EXERCISE PROMPT: Repeat the records in full and exactly, omitting pictures.

GIVEN RECORDS section start

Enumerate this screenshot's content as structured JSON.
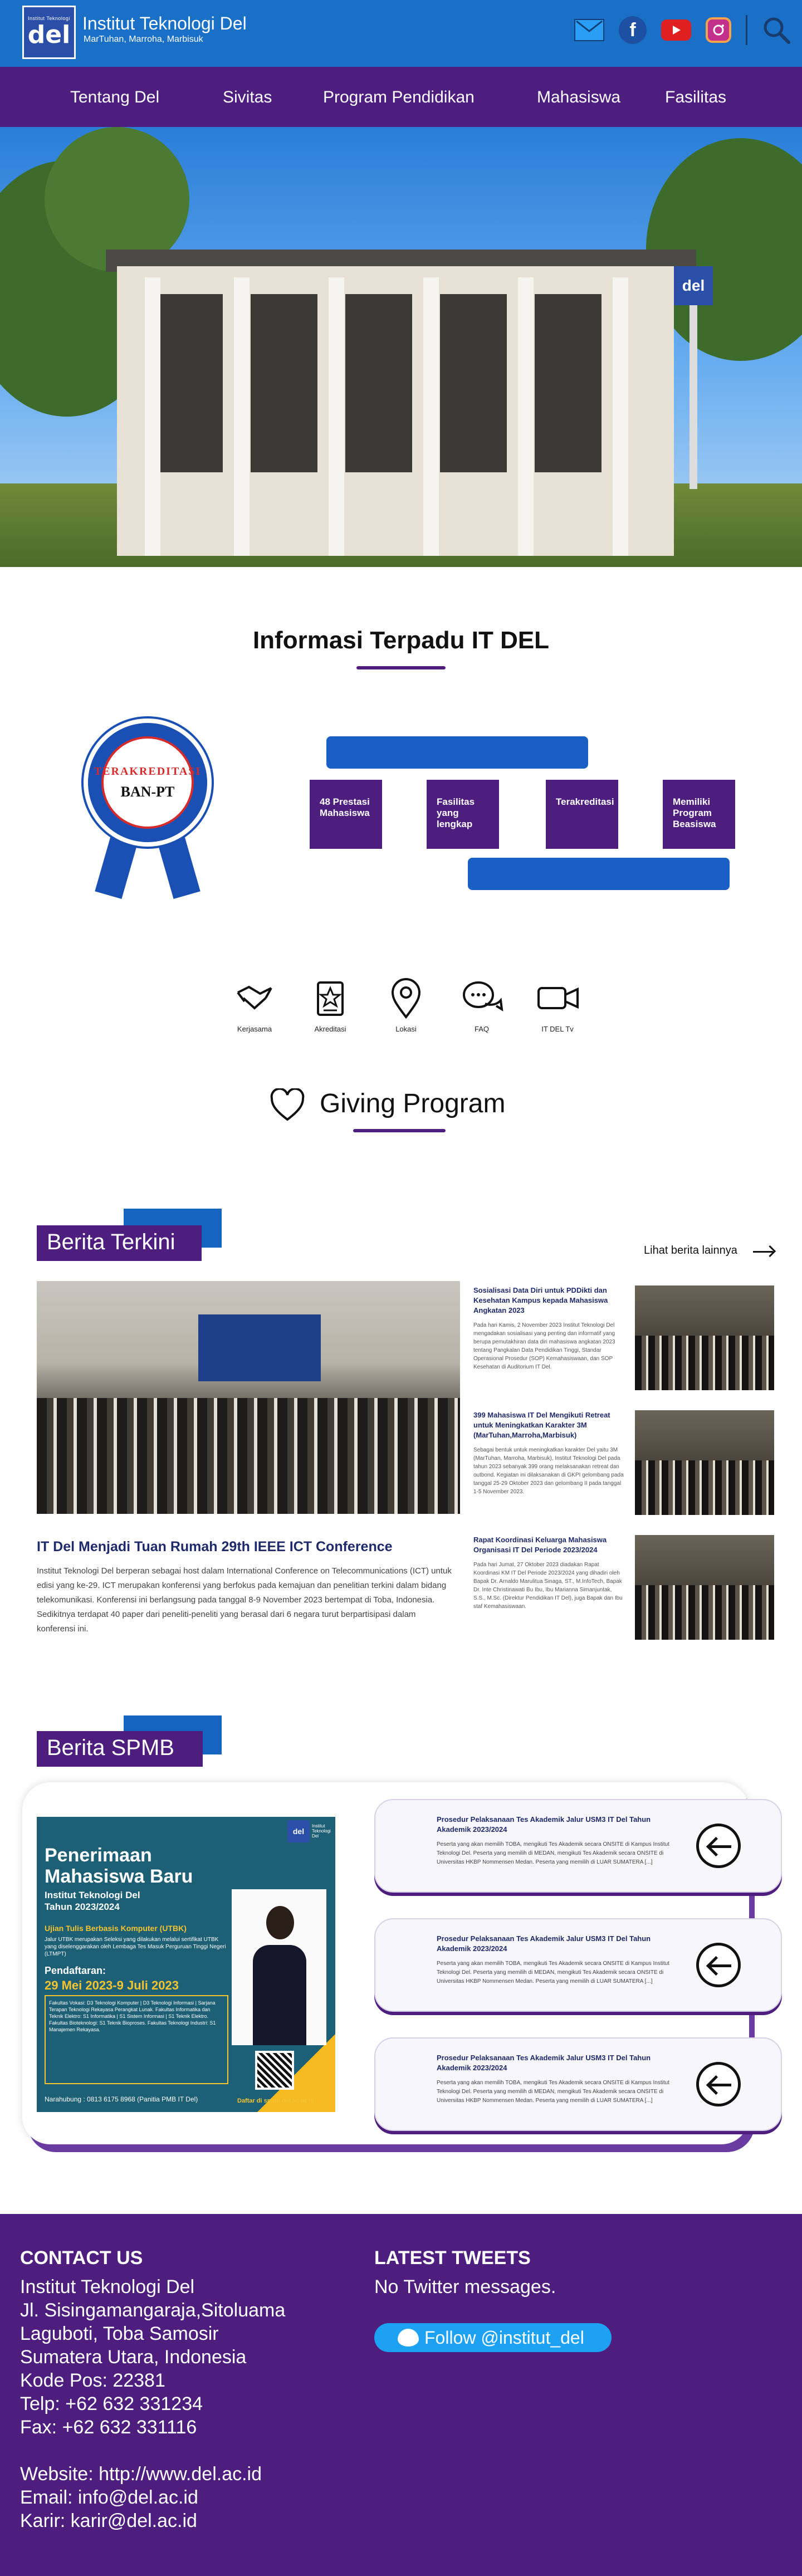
{
  "brand": {
    "logo_mini": "Institut Teknologi",
    "logo_text": "del",
    "name": "Institut Teknologi Del",
    "tagline": "MarTuhan, Marroha, Marbisuk"
  },
  "header_icons": [
    "mail-icon",
    "facebook-icon",
    "youtube-icon",
    "instagram-icon",
    "search-icon"
  ],
  "nav": [
    "Tentang Del",
    "Sivitas",
    "Program Pendidikan",
    "Mahasiswa",
    "Fasilitas"
  ],
  "hero": {
    "sign_text": "del"
  },
  "info": {
    "title": "Informasi Terpadu IT DEL",
    "badge": {
      "top": "TERAKREDITASI",
      "bottom": "BAN-PT"
    },
    "stats": [
      "48 Prestasi Mahasiswa",
      "Fasilitas yang lengkap",
      "Terakreditasi",
      "Memiliki Program Beasiswa"
    ],
    "quick_links": [
      "Kerjasama",
      "Akreditasi",
      "Lokasi",
      "FAQ",
      "IT DEL Tv"
    ],
    "giving": "Giving Program"
  },
  "berita": {
    "heading": "Berita Terkini",
    "more": "Lihat berita lainnya",
    "main": {
      "headline": "IT Del Menjadi Tuan Rumah 29th IEEE ICT Conference",
      "body": "Institut Teknologi Del berperan sebagai host dalam International Conference on Telecommunications (ICT) untuk edisi yang ke-29. ICT merupakan konferensi yang berfokus pada kemajuan dan penelitian terkini dalam bidang telekomunikasi. Konferensi ini berlangsung pada tanggal 8-9 November 2023 bertempat di Toba, Indonesia. Sedikitnya terdapat 40 paper dari peneliti-peneliti yang berasal dari 6 negara turut berpartisipasi dalam konferensi ini."
    },
    "side": [
      {
        "title": "Sosialisasi Data Diri untuk PDDikti dan Kesehatan Kampus kepada Mahasiswa Angkatan 2023",
        "body": "Pada hari Kamis, 2 November 2023 Institut Teknologi Del mengadakan sosialisasi yang penting dan informatif yang berupa pemutakhiran data diri mahasiswa angkatan 2023 tentang Pangkalan Data Pendidikan Tinggi, Standar Operasional Prosedur (SOP) Kemahasiswaan, dan SOP Kesehatan di Auditorium IT Del."
      },
      {
        "title": "399 Mahasiswa IT Del Mengikuti Retreat untuk Meningkatkan Karakter 3M (MarTuhan,Marroha,Marbisuk)",
        "body": "Sebagai bentuk untuk meningkatkan karakter Del yaitu 3M (MarTuhan, Marroha, Marbisuk), Institut Teknologi Del pada tahun 2023 sebanyak 399 orang melaksanakan retreat dan outbond. Kegiatan ini dilaksanakan di GKPI gelombang pada tanggal 25-29 Oktober 2023 dan gelombang II pada tanggal 1-5 November 2023."
      },
      {
        "title": "Rapat Koordinasi Keluarga Mahasiswa Organisasi IT Del Periode 2023/2024",
        "body": "Pada hari Jumat, 27 Oktober 2023 diadakan Rapat Koordinasi KM IT Del Periode 2023/2024 yang dihadiri oleh Bapak Dr. Arnaldo Marulitua Sinaga, ST., M.InfoTech, Bapak Dr. Inte Christinawati Bu Ibu, Ibu Marianna Simanjuntak, S.S., M.Sc. (Direktur Pendidikan IT Del), juga Bapak dan Ibu staf Kemahasiswaan."
      }
    ]
  },
  "spmb": {
    "heading": "Berita SPMB",
    "poster": {
      "logo": "del",
      "logo_caption": "Institut Teknologi Del",
      "line1": "Penerimaan",
      "line2": "Mahasiswa Baru",
      "sub1": "Institut Teknologi Del",
      "sub2": "Tahun 2023/2024",
      "exam": "Ujian Tulis Berbasis Komputer (UTBK)",
      "exam_desc": "Jalur UTBK merupakan Seleksi yang dilakukan melalui sertifikat UTBK yang diselenggarakan oleh Lembaga Tes Masuk Perguruan Tinggi Negeri (LTMPT)",
      "reg": "Pendaftaran:",
      "date": "29 Mei 2023-9 Juli 2023",
      "faculties": "Fakultas Vokasi: D3 Teknologi Komputer | D3 Teknologi Informasi | Sarjana Terapan Teknologi Rekayasa Perangkat Lunak. Fakultas Informatika dan Teknik Elektro: S1 Informatika | S1 Sistem Informasi | S1 Teknik Elektro. Fakultas Bioteknologi: S1 Teknik Bioproses. Fakultas Teknologi Industri: S1 Manajemen Rekayasa.",
      "contact": "Narahubung : 0813 6175 8968 (Panitia PMB IT Del)",
      "site": "Daftar di spmb.del.ac.id !!!"
    },
    "items": [
      {
        "title": "Prosedur Pelaksanaan Tes Akademik Jalur USM3 IT Del Tahun Akademik 2023/2024",
        "body": "Peserta yang akan memilih TOBA, mengikuti Tes Akademik secara ONSITE di Kampus Institut Teknologi Del. Peserta yang memilih di MEDAN, mengikuti Tes Akademik secara ONSITE di Universitas HKBP Nommensen Medan. Peserta yang memilih di LUAR SUMATERA [...]"
      },
      {
        "title": "Prosedur Pelaksanaan Tes Akademik Jalur USM3 IT Del Tahun Akademik 2023/2024",
        "body": "Peserta yang akan memilih TOBA, mengikuti Tes Akademik secara ONSITE di Kampus Institut Teknologi Del. Peserta yang memilih di MEDAN, mengikuti Tes Akademik secara ONSITE di Universitas HKBP Nommensen Medan. Peserta yang memilih di LUAR SUMATERA [...]"
      },
      {
        "title": "Prosedur Pelaksanaan Tes Akademik Jalur USM3 IT Del Tahun Akademik 2023/2024",
        "body": "Peserta yang akan memilih TOBA, mengikuti Tes Akademik secara ONSITE di Kampus Institut Teknologi Del. Peserta yang memilih di MEDAN, mengikuti Tes Akademik secara ONSITE di Universitas HKBP Nommensen Medan. Peserta yang memilih di LUAR SUMATERA [...]"
      }
    ]
  },
  "footer": {
    "contact_title": "CONTACT US",
    "contact_lines": [
      "Institut Teknologi Del",
      "Jl. Sisingamangaraja,Sitoluama",
      "Laguboti, Toba Samosir",
      "Sumatera Utara, Indonesia",
      "Kode Pos: 22381",
      "Telp: +62 632 331234",
      "Fax: +62 632 331116",
      "",
      "Website: http://www.del.ac.id",
      "Email: info@del.ac.id",
      "Karir: karir@del.ac.id"
    ],
    "tweets_title": "LATEST TWEETS",
    "tweets_empty": "No Twitter messages.",
    "follow": "Follow @institut_del"
  },
  "colors": {
    "topbar": "#1a6fc6",
    "purple": "#4d1e7e",
    "blue": "#1565c0",
    "twitter": "#1da1f2"
  }
}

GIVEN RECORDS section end

OUTPUT OF THE EXERCISE:
Enumerate this screenshot's content as structured JSON.
{
  "brand": {
    "logo_mini": "Institut Teknologi",
    "logo_text": "del",
    "name": "Institut Teknologi Del",
    "tagline": "MarTuhan, Marroha, Marbisuk"
  },
  "header_icons": [
    "mail-icon",
    "facebook-icon",
    "youtube-icon",
    "instagram-icon",
    "search-icon"
  ],
  "nav": [
    "Tentang Del",
    "Sivitas",
    "Program Pendidikan",
    "Mahasiswa",
    "Fasilitas"
  ],
  "hero": {
    "sign_text": "del"
  },
  "info": {
    "title": "Informasi Terpadu IT DEL",
    "badge": {
      "top": "TERAKREDITASI",
      "bottom": "BAN-PT"
    },
    "stats": [
      "48 Prestasi Mahasiswa",
      "Fasilitas yang lengkap",
      "Terakreditasi",
      "Memiliki Program Beasiswa"
    ],
    "quick_links": [
      "Kerjasama",
      "Akreditasi",
      "Lokasi",
      "FAQ",
      "IT DEL Tv"
    ],
    "giving": "Giving Program"
  },
  "berita": {
    "heading": "Berita Terkini",
    "more": "Lihat berita lainnya",
    "main": {
      "headline": "IT Del Menjadi Tuan Rumah 29th IEEE ICT Conference",
      "body": "Institut Teknologi Del berperan sebagai host dalam International Conference on Telecommunications (ICT) untuk edisi yang ke-29. ICT merupakan konferensi yang berfokus pada kemajuan dan penelitian terkini dalam bidang telekomunikasi. Konferensi ini berlangsung pada tanggal 8-9 November 2023 bertempat di Toba, Indonesia. Sedikitnya terdapat 40 paper dari peneliti-peneliti yang berasal dari 6 negara turut berpartisipasi dalam konferensi ini."
    },
    "side": [
      {
        "title": "Sosialisasi Data Diri untuk PDDikti dan Kesehatan Kampus kepada Mahasiswa Angkatan 2023",
        "body": "Pada hari Kamis, 2 November 2023 Institut Teknologi Del mengadakan sosialisasi yang penting dan informatif yang berupa pemutakhiran data diri mahasiswa angkatan 2023 tentang Pangkalan Data Pendidikan Tinggi, Standar Operasional Prosedur (SOP) Kemahasiswaan, dan SOP Kesehatan di Auditorium IT Del."
      },
      {
        "title": "399 Mahasiswa IT Del Mengikuti Retreat untuk Meningkatkan Karakter 3M (MarTuhan,Marroha,Marbisuk)",
        "body": "Sebagai bentuk untuk meningkatkan karakter Del yaitu 3M (MarTuhan, Marroha, Marbisuk), Institut Teknologi Del pada tahun 2023 sebanyak 399 orang melaksanakan retreat dan outbond. Kegiatan ini dilaksanakan di GKPI gelombang pada tanggal 25-29 Oktober 2023 dan gelombang II pada tanggal 1-5 November 2023."
      },
      {
        "title": "Rapat Koordinasi Keluarga Mahasiswa Organisasi IT Del Periode 2023/2024",
        "body": "Pada hari Jumat, 27 Oktober 2023 diadakan Rapat Koordinasi KM IT Del Periode 2023/2024 yang dihadiri oleh Bapak Dr. Arnaldo Marulitua Sinaga, ST., M.InfoTech, Bapak Dr. Inte Christinawati Bu Ibu, Ibu Marianna Simanjuntak, S.S., M.Sc. (Direktur Pendidikan IT Del), juga Bapak dan Ibu staf Kemahasiswaan."
      }
    ]
  },
  "spmb": {
    "heading": "Berita SPMB",
    "poster": {
      "logo": "del",
      "logo_caption": "Institut Teknologi Del",
      "line1": "Penerimaan",
      "line2": "Mahasiswa Baru",
      "sub1": "Institut Teknologi Del",
      "sub2": "Tahun 2023/2024",
      "exam": "Ujian Tulis Berbasis Komputer (UTBK)",
      "exam_desc": "Jalur UTBK merupakan Seleksi yang dilakukan melalui sertifikat UTBK yang diselenggarakan oleh Lembaga Tes Masuk Perguruan Tinggi Negeri (LTMPT)",
      "reg": "Pendaftaran:",
      "date": "29 Mei 2023-9 Juli 2023",
      "faculties": "Fakultas Vokasi: D3 Teknologi Komputer | D3 Teknologi Informasi | Sarjana Terapan Teknologi Rekayasa Perangkat Lunak. Fakultas Informatika dan Teknik Elektro: S1 Informatika | S1 Sistem Informasi | S1 Teknik Elektro. Fakultas Bioteknologi: S1 Teknik Bioproses. Fakultas Teknologi Industri: S1 Manajemen Rekayasa.",
      "contact": "Narahubung : 0813 6175 8968 (Panitia PMB IT Del)",
      "site": "Daftar di spmb.del.ac.id !!!"
    },
    "items": [
      {
        "title": "Prosedur Pelaksanaan Tes Akademik Jalur USM3 IT Del Tahun Akademik 2023/2024",
        "body": "Peserta yang akan memilih TOBA, mengikuti Tes Akademik secara ONSITE di Kampus Institut Teknologi Del. Peserta yang memilih di MEDAN, mengikuti Tes Akademik secara ONSITE di Universitas HKBP Nommensen Medan. Peserta yang memilih di LUAR SUMATERA [...]"
      },
      {
        "title": "Prosedur Pelaksanaan Tes Akademik Jalur USM3 IT Del Tahun Akademik 2023/2024",
        "body": "Peserta yang akan memilih TOBA, mengikuti Tes Akademik secara ONSITE di Kampus Institut Teknologi Del. Peserta yang memilih di MEDAN, mengikuti Tes Akademik secara ONSITE di Universitas HKBP Nommensen Medan. Peserta yang memilih di LUAR SUMATERA [...]"
      },
      {
        "title": "Prosedur Pelaksanaan Tes Akademik Jalur USM3 IT Del Tahun Akademik 2023/2024",
        "body": "Peserta yang akan memilih TOBA, mengikuti Tes Akademik secara ONSITE di Kampus Institut Teknologi Del. Peserta yang memilih di MEDAN, mengikuti Tes Akademik secara ONSITE di Universitas HKBP Nommensen Medan. Peserta yang memilih di LUAR SUMATERA [...]"
      }
    ]
  },
  "footer": {
    "contact_title": "CONTACT US",
    "contact_lines": [
      "Institut Teknologi Del",
      "Jl. Sisingamangaraja,Sitoluama",
      "Laguboti, Toba Samosir",
      "Sumatera Utara, Indonesia",
      "Kode Pos: 22381",
      "Telp: +62 632 331234",
      "Fax: +62 632 331116",
      "",
      "Website: http://www.del.ac.id",
      "Email: info@del.ac.id",
      "Karir: karir@del.ac.id"
    ],
    "tweets_title": "LATEST TWEETS",
    "tweets_empty": "No Twitter messages.",
    "follow": "Follow @institut_del"
  },
  "colors": {
    "topbar": "#1a6fc6",
    "purple": "#4d1e7e",
    "blue": "#1565c0",
    "twitter": "#1da1f2"
  }
}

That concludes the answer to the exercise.